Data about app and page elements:
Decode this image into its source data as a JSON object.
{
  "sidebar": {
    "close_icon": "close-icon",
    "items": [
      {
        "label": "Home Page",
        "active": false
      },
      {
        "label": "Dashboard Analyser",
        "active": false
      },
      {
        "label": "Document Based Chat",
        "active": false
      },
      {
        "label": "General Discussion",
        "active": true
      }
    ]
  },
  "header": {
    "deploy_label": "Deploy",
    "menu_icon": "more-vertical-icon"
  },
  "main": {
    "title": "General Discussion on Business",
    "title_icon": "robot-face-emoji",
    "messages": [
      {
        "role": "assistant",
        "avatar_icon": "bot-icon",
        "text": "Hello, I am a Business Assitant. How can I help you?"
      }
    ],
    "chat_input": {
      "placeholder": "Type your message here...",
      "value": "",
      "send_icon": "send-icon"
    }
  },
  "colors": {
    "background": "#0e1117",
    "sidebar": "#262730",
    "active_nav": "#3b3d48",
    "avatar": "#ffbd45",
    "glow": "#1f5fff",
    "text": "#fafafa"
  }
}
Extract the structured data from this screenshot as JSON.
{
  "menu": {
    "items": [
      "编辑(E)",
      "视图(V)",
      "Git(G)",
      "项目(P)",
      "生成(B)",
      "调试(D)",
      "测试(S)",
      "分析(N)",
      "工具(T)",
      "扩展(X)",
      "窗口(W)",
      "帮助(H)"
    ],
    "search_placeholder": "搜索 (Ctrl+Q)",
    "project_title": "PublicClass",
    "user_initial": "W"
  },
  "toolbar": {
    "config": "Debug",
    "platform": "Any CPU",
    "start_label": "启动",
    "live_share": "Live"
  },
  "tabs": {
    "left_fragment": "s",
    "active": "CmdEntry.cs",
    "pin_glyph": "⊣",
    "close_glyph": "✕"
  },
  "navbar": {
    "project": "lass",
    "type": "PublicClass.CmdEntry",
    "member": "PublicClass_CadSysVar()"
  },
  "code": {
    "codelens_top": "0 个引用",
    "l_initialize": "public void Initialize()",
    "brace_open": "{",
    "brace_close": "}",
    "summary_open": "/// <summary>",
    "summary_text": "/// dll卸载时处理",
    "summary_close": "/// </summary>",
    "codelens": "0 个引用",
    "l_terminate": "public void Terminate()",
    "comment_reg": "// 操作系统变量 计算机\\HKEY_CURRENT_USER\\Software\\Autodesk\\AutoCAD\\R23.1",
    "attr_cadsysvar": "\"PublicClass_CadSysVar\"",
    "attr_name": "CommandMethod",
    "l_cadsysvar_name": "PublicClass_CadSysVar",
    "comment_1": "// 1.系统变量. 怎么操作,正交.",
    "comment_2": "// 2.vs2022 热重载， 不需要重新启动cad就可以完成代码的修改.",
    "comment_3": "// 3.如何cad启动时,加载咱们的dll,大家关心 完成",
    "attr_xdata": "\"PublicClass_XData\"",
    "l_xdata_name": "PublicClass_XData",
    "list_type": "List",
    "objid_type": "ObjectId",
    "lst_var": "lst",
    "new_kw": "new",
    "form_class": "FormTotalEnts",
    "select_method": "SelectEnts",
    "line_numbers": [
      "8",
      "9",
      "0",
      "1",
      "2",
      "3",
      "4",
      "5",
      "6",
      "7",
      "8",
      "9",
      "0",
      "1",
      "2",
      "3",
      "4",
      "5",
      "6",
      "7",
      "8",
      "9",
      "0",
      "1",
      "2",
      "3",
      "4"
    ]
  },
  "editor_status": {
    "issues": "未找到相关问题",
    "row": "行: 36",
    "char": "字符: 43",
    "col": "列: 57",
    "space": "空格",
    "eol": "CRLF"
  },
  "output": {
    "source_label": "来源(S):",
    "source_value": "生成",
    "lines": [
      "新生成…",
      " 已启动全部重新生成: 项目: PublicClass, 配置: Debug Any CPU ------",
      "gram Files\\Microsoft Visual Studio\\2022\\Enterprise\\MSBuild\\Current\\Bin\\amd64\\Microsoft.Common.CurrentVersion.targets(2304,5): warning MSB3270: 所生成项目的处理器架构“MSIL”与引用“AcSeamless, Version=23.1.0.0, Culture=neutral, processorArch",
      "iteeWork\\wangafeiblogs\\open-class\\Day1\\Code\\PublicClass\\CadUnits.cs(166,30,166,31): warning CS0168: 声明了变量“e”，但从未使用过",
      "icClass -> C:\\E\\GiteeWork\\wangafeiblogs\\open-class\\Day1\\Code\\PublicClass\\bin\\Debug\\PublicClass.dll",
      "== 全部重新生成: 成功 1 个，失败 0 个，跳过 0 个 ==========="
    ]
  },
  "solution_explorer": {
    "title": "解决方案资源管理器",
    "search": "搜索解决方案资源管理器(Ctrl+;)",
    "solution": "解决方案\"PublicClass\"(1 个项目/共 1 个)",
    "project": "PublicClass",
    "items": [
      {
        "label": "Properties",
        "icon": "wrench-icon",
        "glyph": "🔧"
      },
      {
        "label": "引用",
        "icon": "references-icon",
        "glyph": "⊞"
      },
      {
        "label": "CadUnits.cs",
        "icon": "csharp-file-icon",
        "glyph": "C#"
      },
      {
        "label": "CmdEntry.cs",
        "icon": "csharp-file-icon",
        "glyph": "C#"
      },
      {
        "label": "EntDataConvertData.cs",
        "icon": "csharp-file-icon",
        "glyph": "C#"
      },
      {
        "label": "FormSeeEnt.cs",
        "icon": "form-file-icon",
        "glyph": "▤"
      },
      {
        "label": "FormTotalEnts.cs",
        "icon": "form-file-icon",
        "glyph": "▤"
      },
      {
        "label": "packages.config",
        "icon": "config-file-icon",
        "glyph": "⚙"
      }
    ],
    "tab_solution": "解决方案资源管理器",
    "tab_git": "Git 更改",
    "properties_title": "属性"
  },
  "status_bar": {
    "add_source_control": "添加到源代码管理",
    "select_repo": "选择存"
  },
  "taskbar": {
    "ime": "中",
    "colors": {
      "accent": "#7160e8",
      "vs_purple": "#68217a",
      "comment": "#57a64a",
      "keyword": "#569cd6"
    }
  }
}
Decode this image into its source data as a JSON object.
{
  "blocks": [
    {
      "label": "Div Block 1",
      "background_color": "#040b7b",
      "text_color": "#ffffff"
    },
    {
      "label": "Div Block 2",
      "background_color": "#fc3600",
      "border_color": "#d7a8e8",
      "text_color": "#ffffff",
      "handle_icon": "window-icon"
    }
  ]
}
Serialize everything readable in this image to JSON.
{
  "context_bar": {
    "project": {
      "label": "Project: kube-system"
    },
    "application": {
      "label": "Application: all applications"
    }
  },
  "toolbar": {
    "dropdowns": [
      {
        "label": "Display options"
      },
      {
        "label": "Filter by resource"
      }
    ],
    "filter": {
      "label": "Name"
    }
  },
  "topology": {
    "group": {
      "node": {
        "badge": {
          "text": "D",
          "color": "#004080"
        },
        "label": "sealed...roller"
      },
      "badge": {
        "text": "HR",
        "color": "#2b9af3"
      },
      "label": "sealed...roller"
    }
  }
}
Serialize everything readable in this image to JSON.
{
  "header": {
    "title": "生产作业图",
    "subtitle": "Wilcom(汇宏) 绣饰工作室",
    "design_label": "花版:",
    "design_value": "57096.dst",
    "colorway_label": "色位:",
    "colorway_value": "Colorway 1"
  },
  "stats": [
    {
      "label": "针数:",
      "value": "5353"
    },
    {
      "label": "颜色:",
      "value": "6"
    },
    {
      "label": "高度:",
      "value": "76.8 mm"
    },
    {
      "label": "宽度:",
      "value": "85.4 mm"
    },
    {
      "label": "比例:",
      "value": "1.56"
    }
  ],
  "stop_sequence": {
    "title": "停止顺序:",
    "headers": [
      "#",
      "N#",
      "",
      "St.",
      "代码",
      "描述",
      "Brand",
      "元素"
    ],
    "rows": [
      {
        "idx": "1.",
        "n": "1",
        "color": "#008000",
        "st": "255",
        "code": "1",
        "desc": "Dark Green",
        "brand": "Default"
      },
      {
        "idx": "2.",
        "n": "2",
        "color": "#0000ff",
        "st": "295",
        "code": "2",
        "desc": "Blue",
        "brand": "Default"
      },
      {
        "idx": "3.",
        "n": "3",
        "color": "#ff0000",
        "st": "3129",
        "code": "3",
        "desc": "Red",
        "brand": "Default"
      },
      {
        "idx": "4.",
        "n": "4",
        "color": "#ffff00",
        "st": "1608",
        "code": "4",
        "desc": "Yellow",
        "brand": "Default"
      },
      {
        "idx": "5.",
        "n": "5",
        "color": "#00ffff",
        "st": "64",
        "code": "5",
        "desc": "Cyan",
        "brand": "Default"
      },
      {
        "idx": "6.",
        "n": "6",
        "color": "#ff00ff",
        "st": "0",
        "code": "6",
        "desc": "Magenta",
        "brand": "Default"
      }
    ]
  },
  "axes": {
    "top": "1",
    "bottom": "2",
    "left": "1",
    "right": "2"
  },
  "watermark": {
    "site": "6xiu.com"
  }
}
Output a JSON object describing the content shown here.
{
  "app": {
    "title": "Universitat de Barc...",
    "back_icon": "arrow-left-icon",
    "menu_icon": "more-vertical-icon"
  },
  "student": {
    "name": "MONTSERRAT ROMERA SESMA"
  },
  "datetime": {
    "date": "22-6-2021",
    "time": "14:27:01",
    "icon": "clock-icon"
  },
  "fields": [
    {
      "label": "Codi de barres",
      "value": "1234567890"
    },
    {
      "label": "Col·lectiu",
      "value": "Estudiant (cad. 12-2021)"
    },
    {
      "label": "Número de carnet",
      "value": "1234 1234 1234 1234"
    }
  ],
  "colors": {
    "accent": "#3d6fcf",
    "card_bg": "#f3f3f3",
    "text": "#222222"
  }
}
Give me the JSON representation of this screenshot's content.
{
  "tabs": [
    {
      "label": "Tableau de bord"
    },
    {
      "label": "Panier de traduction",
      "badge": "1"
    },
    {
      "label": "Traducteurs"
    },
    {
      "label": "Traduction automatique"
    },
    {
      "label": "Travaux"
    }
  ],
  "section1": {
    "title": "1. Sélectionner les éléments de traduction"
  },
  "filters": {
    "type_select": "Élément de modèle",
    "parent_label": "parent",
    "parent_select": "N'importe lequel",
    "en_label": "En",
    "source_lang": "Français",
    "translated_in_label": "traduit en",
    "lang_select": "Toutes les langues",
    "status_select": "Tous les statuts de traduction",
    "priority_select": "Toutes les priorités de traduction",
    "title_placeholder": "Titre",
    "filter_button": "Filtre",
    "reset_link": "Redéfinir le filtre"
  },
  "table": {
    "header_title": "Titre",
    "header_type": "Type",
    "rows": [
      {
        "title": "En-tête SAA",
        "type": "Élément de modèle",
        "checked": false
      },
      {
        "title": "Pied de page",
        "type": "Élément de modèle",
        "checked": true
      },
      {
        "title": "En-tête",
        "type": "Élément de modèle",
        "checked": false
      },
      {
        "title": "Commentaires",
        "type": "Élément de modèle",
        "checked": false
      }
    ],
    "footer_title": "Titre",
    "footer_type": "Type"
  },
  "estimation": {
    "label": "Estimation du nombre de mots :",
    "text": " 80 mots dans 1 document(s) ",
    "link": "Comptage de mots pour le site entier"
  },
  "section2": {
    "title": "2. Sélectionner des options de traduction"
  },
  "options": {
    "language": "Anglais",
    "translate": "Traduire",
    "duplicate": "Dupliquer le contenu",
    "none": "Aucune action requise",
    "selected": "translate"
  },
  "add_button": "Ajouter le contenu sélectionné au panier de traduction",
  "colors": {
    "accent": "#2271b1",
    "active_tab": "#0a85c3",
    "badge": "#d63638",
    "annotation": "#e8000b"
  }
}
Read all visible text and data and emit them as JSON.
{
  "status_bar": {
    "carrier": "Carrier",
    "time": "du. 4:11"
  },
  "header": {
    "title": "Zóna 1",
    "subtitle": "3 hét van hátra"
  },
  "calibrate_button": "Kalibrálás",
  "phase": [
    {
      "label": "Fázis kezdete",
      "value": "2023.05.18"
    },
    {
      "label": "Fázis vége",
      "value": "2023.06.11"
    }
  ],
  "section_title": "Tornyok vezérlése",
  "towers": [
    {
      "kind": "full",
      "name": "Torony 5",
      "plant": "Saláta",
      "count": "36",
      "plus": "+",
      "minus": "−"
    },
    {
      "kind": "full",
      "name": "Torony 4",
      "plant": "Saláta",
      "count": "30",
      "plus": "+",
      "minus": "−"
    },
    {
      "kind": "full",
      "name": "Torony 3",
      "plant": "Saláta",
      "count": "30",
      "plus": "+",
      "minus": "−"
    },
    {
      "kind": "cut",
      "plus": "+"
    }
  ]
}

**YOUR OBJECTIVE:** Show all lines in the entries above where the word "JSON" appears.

**ANSWER TO THIS TASK:**
Decode this image into its source data as a JSON object.
Extract the structured data from this screenshot as JSON.
Decode this image into its source data as a JSON object.
Serialize everything readable in this image to JSON.
Serialize everything readable in this image to JSON.
Output a JSON object describing the content shown here.
Give me the JSON representation of this screenshot's content.
Read all visible text and data and emit them as JSON.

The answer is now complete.